A wonderfully sculpted Saint George, dated 1438-1445 and made by Teramo Danieli, held in Genoa.
Author/ School/ Dating: Teramo Danieli and Simone Caldera, active in Genoa around 1438-1445
Technique and Dimensions: Silver and gilded silver, polychrome enamels, 88 x 129 x 80 cm
Location: St. Lawrence Cathedral's Treasure Museum
Provenance: Mira, 1098
Object Type: Sculpture
The ark was created in order to carry the ashes of St. John the Baptist, patron saint of Genoa, on the occasion of his feast (June 24), a ritual that is still maintained today. The ashes, preserved in the cathedral inside the altar of the chapel dedicated to the Saint, were recovered by the Genoese from the city of Mira in 1098, at the time of the First Crusade. The ark was commissioned by the Priors of the Chapel and produced between 1438 and 1445. The overall design is attributable to the Ligurian Teramo Danieli, who, however was subsequently replaced by another Ligurian artist Simone Caldera (previously active in Siena) due to his artistic culture which was of an international level.
The shape of the ark is that of a miniature cathedral topped with heavily decorated spires and pinnacles. At the four corners two evangelists: St. John and St. Mattew and the city’s two patron saints: St. George and St. Lawrence. In the central part the story of the John the Baptist is told in its ten most significant episodes, from the announcement of his birth to his burial following his martyrdom.
RO EL Renmans
- Hm, slightly earlier style. In al honesty: the garments worn are those of the very early 15th century, e.g. the headdress and high collar of the lady in the back, the long sleeves of the houppelande on the right etc.

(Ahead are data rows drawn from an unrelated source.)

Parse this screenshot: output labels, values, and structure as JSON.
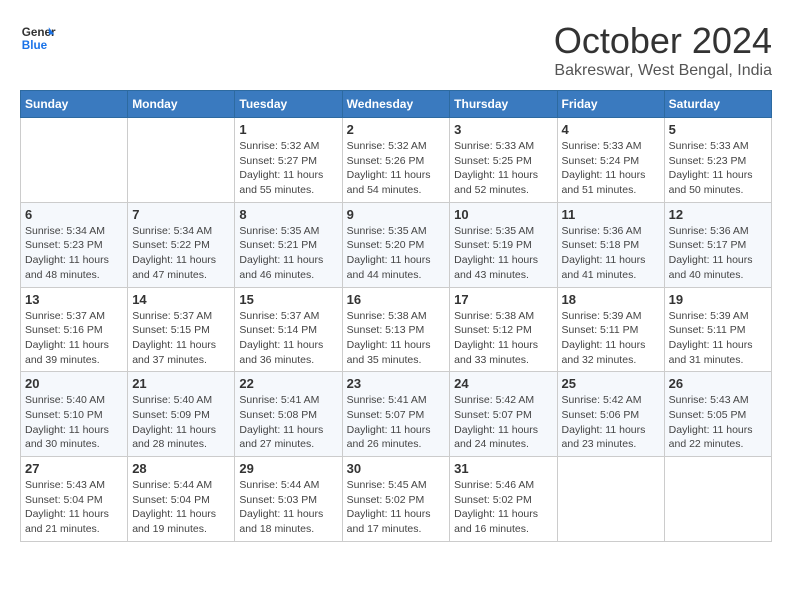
{
  "logo": {
    "line1": "General",
    "line2": "Blue"
  },
  "title": "October 2024",
  "location": "Bakreswar, West Bengal, India",
  "days_of_week": [
    "Sunday",
    "Monday",
    "Tuesday",
    "Wednesday",
    "Thursday",
    "Friday",
    "Saturday"
  ],
  "weeks": [
    [
      {
        "day": "",
        "sunrise": "",
        "sunset": "",
        "daylight": ""
      },
      {
        "day": "",
        "sunrise": "",
        "sunset": "",
        "daylight": ""
      },
      {
        "day": "1",
        "sunrise": "Sunrise: 5:32 AM",
        "sunset": "Sunset: 5:27 PM",
        "daylight": "Daylight: 11 hours and 55 minutes."
      },
      {
        "day": "2",
        "sunrise": "Sunrise: 5:32 AM",
        "sunset": "Sunset: 5:26 PM",
        "daylight": "Daylight: 11 hours and 54 minutes."
      },
      {
        "day": "3",
        "sunrise": "Sunrise: 5:33 AM",
        "sunset": "Sunset: 5:25 PM",
        "daylight": "Daylight: 11 hours and 52 minutes."
      },
      {
        "day": "4",
        "sunrise": "Sunrise: 5:33 AM",
        "sunset": "Sunset: 5:24 PM",
        "daylight": "Daylight: 11 hours and 51 minutes."
      },
      {
        "day": "5",
        "sunrise": "Sunrise: 5:33 AM",
        "sunset": "Sunset: 5:23 PM",
        "daylight": "Daylight: 11 hours and 50 minutes."
      }
    ],
    [
      {
        "day": "6",
        "sunrise": "Sunrise: 5:34 AM",
        "sunset": "Sunset: 5:23 PM",
        "daylight": "Daylight: 11 hours and 48 minutes."
      },
      {
        "day": "7",
        "sunrise": "Sunrise: 5:34 AM",
        "sunset": "Sunset: 5:22 PM",
        "daylight": "Daylight: 11 hours and 47 minutes."
      },
      {
        "day": "8",
        "sunrise": "Sunrise: 5:35 AM",
        "sunset": "Sunset: 5:21 PM",
        "daylight": "Daylight: 11 hours and 46 minutes."
      },
      {
        "day": "9",
        "sunrise": "Sunrise: 5:35 AM",
        "sunset": "Sunset: 5:20 PM",
        "daylight": "Daylight: 11 hours and 44 minutes."
      },
      {
        "day": "10",
        "sunrise": "Sunrise: 5:35 AM",
        "sunset": "Sunset: 5:19 PM",
        "daylight": "Daylight: 11 hours and 43 minutes."
      },
      {
        "day": "11",
        "sunrise": "Sunrise: 5:36 AM",
        "sunset": "Sunset: 5:18 PM",
        "daylight": "Daylight: 11 hours and 41 minutes."
      },
      {
        "day": "12",
        "sunrise": "Sunrise: 5:36 AM",
        "sunset": "Sunset: 5:17 PM",
        "daylight": "Daylight: 11 hours and 40 minutes."
      }
    ],
    [
      {
        "day": "13",
        "sunrise": "Sunrise: 5:37 AM",
        "sunset": "Sunset: 5:16 PM",
        "daylight": "Daylight: 11 hours and 39 minutes."
      },
      {
        "day": "14",
        "sunrise": "Sunrise: 5:37 AM",
        "sunset": "Sunset: 5:15 PM",
        "daylight": "Daylight: 11 hours and 37 minutes."
      },
      {
        "day": "15",
        "sunrise": "Sunrise: 5:37 AM",
        "sunset": "Sunset: 5:14 PM",
        "daylight": "Daylight: 11 hours and 36 minutes."
      },
      {
        "day": "16",
        "sunrise": "Sunrise: 5:38 AM",
        "sunset": "Sunset: 5:13 PM",
        "daylight": "Daylight: 11 hours and 35 minutes."
      },
      {
        "day": "17",
        "sunrise": "Sunrise: 5:38 AM",
        "sunset": "Sunset: 5:12 PM",
        "daylight": "Daylight: 11 hours and 33 minutes."
      },
      {
        "day": "18",
        "sunrise": "Sunrise: 5:39 AM",
        "sunset": "Sunset: 5:11 PM",
        "daylight": "Daylight: 11 hours and 32 minutes."
      },
      {
        "day": "19",
        "sunrise": "Sunrise: 5:39 AM",
        "sunset": "Sunset: 5:11 PM",
        "daylight": "Daylight: 11 hours and 31 minutes."
      }
    ],
    [
      {
        "day": "20",
        "sunrise": "Sunrise: 5:40 AM",
        "sunset": "Sunset: 5:10 PM",
        "daylight": "Daylight: 11 hours and 30 minutes."
      },
      {
        "day": "21",
        "sunrise": "Sunrise: 5:40 AM",
        "sunset": "Sunset: 5:09 PM",
        "daylight": "Daylight: 11 hours and 28 minutes."
      },
      {
        "day": "22",
        "sunrise": "Sunrise: 5:41 AM",
        "sunset": "Sunset: 5:08 PM",
        "daylight": "Daylight: 11 hours and 27 minutes."
      },
      {
        "day": "23",
        "sunrise": "Sunrise: 5:41 AM",
        "sunset": "Sunset: 5:07 PM",
        "daylight": "Daylight: 11 hours and 26 minutes."
      },
      {
        "day": "24",
        "sunrise": "Sunrise: 5:42 AM",
        "sunset": "Sunset: 5:07 PM",
        "daylight": "Daylight: 11 hours and 24 minutes."
      },
      {
        "day": "25",
        "sunrise": "Sunrise: 5:42 AM",
        "sunset": "Sunset: 5:06 PM",
        "daylight": "Daylight: 11 hours and 23 minutes."
      },
      {
        "day": "26",
        "sunrise": "Sunrise: 5:43 AM",
        "sunset": "Sunset: 5:05 PM",
        "daylight": "Daylight: 11 hours and 22 minutes."
      }
    ],
    [
      {
        "day": "27",
        "sunrise": "Sunrise: 5:43 AM",
        "sunset": "Sunset: 5:04 PM",
        "daylight": "Daylight: 11 hours and 21 minutes."
      },
      {
        "day": "28",
        "sunrise": "Sunrise: 5:44 AM",
        "sunset": "Sunset: 5:04 PM",
        "daylight": "Daylight: 11 hours and 19 minutes."
      },
      {
        "day": "29",
        "sunrise": "Sunrise: 5:44 AM",
        "sunset": "Sunset: 5:03 PM",
        "daylight": "Daylight: 11 hours and 18 minutes."
      },
      {
        "day": "30",
        "sunrise": "Sunrise: 5:45 AM",
        "sunset": "Sunset: 5:02 PM",
        "daylight": "Daylight: 11 hours and 17 minutes."
      },
      {
        "day": "31",
        "sunrise": "Sunrise: 5:46 AM",
        "sunset": "Sunset: 5:02 PM",
        "daylight": "Daylight: 11 hours and 16 minutes."
      },
      {
        "day": "",
        "sunrise": "",
        "sunset": "",
        "daylight": ""
      },
      {
        "day": "",
        "sunrise": "",
        "sunset": "",
        "daylight": ""
      }
    ]
  ]
}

- That deep skirt looks like the 1430s to me. The 1438 to 1445 date for the object seems pretty plausible; especially if we consider that St. George might be treated as an historical figure.